These high values render hardened tungsten-steel particularly suitable for the manufacture of permanent magnets.
In its improved form this meter consists of a single horseshoe permanent magnet formed of tungsten-steel having a strong and constant field.
For soft iron, tungsten-steel and nickel little difference appeared to result from lowering the temperature down to - 186° C. (the temperature of liquid air); at sufficiently high temperatures, 600 to 1000° or more, it was remarked that the changes of length in iron, steel and cobalt tended in every case to become proportional to the magnetic force, the curves being nearly straight lines entirely above the axis.
They found that the permeability of Swedish iron, tungsten-steel and nickel, when the metals were cooled to - 186°, was diminished in weak fields but increased in strong ones, the field in which the effect of cooling changed its sign being 115 for iron and steel and 580 for nickel.
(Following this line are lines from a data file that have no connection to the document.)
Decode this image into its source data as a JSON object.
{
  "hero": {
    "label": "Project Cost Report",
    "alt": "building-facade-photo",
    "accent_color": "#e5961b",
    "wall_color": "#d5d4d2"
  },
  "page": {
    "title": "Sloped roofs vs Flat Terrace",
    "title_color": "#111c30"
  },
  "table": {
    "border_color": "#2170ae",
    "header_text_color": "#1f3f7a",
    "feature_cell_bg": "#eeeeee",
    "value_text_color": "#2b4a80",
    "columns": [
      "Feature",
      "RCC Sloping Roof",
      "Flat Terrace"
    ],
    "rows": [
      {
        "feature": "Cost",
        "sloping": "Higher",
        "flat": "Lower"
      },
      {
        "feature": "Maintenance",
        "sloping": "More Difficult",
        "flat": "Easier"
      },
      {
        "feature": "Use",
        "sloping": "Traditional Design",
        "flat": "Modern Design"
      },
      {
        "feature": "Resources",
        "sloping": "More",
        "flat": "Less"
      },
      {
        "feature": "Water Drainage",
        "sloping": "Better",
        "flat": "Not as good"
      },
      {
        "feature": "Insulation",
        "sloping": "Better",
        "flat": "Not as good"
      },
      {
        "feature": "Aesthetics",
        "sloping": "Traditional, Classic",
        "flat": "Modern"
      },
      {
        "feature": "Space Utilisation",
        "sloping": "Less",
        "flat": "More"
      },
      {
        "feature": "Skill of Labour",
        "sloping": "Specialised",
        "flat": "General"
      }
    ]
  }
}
The hysteresis-loss in Swedish iron was decreased for inductions below about 9000 and increased for higher inductions; in tungsten-steel, nickel and cobalt the hysteresis-loss was always increased by cooling.